*** Material provided Section Begins ***

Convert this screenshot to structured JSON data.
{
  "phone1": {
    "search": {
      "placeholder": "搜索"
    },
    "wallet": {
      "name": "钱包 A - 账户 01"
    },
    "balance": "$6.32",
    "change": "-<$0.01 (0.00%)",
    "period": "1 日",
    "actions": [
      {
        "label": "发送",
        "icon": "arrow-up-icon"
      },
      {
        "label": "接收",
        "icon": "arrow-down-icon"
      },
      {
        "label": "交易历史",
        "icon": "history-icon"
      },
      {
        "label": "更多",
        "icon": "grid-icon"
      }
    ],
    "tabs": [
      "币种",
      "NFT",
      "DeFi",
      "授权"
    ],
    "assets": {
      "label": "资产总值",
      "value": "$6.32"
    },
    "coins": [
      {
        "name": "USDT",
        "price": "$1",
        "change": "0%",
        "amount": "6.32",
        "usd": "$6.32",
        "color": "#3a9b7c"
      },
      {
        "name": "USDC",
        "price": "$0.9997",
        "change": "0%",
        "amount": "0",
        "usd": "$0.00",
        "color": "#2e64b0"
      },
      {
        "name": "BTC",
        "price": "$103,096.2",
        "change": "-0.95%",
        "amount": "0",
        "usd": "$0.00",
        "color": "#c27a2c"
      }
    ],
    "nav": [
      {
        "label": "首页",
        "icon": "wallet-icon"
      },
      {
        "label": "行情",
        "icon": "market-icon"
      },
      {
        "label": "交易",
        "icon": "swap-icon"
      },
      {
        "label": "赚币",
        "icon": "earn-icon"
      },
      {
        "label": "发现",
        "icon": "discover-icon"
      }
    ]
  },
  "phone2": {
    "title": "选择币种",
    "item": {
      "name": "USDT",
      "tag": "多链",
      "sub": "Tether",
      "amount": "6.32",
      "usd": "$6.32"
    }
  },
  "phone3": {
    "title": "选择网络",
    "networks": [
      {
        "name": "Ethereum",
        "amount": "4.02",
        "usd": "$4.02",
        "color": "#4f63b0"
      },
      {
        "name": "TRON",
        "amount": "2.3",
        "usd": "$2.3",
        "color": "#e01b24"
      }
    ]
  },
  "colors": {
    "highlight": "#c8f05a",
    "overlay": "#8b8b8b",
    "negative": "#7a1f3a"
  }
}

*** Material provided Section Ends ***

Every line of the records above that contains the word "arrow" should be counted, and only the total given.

→ **Your response**: 2